What the exercise asks: What appears in the data must be reproduced exactly.

:: Provided records ::

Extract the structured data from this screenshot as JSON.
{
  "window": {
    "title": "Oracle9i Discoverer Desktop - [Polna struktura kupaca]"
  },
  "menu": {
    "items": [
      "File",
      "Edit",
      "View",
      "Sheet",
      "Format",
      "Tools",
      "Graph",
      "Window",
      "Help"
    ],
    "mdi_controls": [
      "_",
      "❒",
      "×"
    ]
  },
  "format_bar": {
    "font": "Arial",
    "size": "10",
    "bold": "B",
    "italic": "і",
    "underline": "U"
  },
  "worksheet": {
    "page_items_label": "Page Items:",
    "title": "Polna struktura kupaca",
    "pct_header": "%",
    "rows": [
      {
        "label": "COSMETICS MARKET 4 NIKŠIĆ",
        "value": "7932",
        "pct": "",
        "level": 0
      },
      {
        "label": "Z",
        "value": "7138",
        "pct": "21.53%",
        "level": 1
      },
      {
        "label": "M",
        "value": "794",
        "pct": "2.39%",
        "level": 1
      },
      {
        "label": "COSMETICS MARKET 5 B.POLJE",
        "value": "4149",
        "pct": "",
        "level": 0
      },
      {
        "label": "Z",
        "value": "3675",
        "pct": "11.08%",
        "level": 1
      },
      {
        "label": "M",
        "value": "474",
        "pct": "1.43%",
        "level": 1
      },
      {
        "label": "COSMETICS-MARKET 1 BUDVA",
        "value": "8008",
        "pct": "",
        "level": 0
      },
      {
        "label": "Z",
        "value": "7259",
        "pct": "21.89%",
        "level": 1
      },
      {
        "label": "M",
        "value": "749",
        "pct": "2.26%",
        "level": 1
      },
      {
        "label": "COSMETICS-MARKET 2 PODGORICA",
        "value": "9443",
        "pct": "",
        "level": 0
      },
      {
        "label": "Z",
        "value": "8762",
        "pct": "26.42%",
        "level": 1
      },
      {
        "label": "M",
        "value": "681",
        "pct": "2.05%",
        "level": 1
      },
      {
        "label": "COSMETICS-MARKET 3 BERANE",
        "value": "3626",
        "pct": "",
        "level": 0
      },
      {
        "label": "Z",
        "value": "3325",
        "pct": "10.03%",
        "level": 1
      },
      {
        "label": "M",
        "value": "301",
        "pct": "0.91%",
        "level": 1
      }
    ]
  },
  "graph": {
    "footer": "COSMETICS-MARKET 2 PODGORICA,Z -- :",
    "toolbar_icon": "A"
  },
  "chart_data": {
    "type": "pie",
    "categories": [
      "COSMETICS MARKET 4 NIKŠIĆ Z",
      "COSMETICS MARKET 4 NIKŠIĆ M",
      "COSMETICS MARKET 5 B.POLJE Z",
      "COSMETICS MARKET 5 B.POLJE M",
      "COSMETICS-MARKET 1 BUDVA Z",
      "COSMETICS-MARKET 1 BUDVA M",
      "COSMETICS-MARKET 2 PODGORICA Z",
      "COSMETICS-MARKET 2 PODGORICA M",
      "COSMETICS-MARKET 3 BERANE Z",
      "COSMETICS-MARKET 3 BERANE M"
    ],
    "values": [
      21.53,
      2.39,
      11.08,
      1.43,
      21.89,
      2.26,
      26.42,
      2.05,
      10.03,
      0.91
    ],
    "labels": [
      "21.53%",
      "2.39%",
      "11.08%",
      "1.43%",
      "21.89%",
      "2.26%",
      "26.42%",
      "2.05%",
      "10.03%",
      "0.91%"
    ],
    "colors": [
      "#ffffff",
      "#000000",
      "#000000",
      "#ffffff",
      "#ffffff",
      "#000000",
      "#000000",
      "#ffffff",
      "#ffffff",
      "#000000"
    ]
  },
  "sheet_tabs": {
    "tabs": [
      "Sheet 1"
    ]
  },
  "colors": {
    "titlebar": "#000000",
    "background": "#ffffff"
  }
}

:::

Answer to the exercise:
Extract the structured data from this screenshot as JSON.
{
  "window": {
    "title": "Oracle9i Discoverer Desktop - [Polna struktura kupaca]"
  },
  "menu": {
    "items": [
      "File",
      "Edit",
      "View",
      "Sheet",
      "Format",
      "Tools",
      "Graph",
      "Window",
      "Help"
    ],
    "mdi_controls": [
      "_",
      "❒",
      "×"
    ]
  },
  "format_bar": {
    "font": "Arial",
    "size": "10",
    "bold": "B",
    "italic": "і",
    "underline": "U"
  },
  "worksheet": {
    "page_items_label": "Page Items:",
    "title": "Polna struktura kupaca",
    "pct_header": "%",
    "rows": [
      {
        "label": "COSMETICS MARKET 4 NIKŠIĆ",
        "value": "7932",
        "pct": "",
        "level": 0
      },
      {
        "label": "Z",
        "value": "7138",
        "pct": "21.53%",
        "level": 1
      },
      {
        "label": "M",
        "value": "794",
        "pct": "2.39%",
        "level": 1
      },
      {
        "label": "COSMETICS MARKET 5 B.POLJE",
        "value": "4149",
        "pct": "",
        "level": 0
      },
      {
        "label": "Z",
        "value": "3675",
        "pct": "11.08%",
        "level": 1
      },
      {
        "label": "M",
        "value": "474",
        "pct": "1.43%",
        "level": 1
      },
      {
        "label": "COSMETICS-MARKET 1 BUDVA",
        "value": "8008",
        "pct": "",
        "level": 0
      },
      {
        "label": "Z",
        "value": "7259",
        "pct": "21.89%",
        "level": 1
      },
      {
        "label": "M",
        "value": "749",
        "pct": "2.26%",
        "level": 1
      },
      {
        "label": "COSMETICS-MARKET 2 PODGORICA",
        "value": "9443",
        "pct": "",
        "level": 0
      },
      {
        "label": "Z",
        "value": "8762",
        "pct": "26.42%",
        "level": 1
      },
      {
        "label": "M",
        "value": "681",
        "pct": "2.05%",
        "level": 1
      },
      {
        "label": "COSMETICS-MARKET 3 BERANE",
        "value": "3626",
        "pct": "",
        "level": 0
      },
      {
        "label": "Z",
        "value": "3325",
        "pct": "10.03%",
        "level": 1
      },
      {
        "label": "M",
        "value": "301",
        "pct": "0.91%",
        "level": 1
      }
    ]
  },
  "graph": {
    "footer": "COSMETICS-MARKET 2 PODGORICA,Z -- :",
    "toolbar_icon": "A"
  },
  "chart_data": {
    "type": "pie",
    "categories": [
      "COSMETICS MARKET 4 NIKŠIĆ Z",
      "COSMETICS MARKET 4 NIKŠIĆ M",
      "COSMETICS MARKET 5 B.POLJE Z",
      "COSMETICS MARKET 5 B.POLJE M",
      "COSMETICS-MARKET 1 BUDVA Z",
      "COSMETICS-MARKET 1 BUDVA M",
      "COSMETICS-MARKET 2 PODGORICA Z",
      "COSMETICS-MARKET 2 PODGORICA M",
      "COSMETICS-MARKET 3 BERANE Z",
      "COSMETICS-MARKET 3 BERANE M"
    ],
    "values": [
      21.53,
      2.39,
      11.08,
      1.43,
      21.89,
      2.26,
      26.42,
      2.05,
      10.03,
      0.91
    ],
    "labels": [
      "21.53%",
      "2.39%",
      "11.08%",
      "1.43%",
      "21.89%",
      "2.26%",
      "26.42%",
      "2.05%",
      "10.03%",
      "0.91%"
    ],
    "colors": [
      "#ffffff",
      "#000000",
      "#000000",
      "#ffffff",
      "#ffffff",
      "#000000",
      "#000000",
      "#ffffff",
      "#ffffff",
      "#000000"
    ]
  },
  "sheet_tabs": {
    "tabs": [
      "Sheet 1"
    ]
  },
  "colors": {
    "titlebar": "#000000",
    "background": "#ffffff"
  }
}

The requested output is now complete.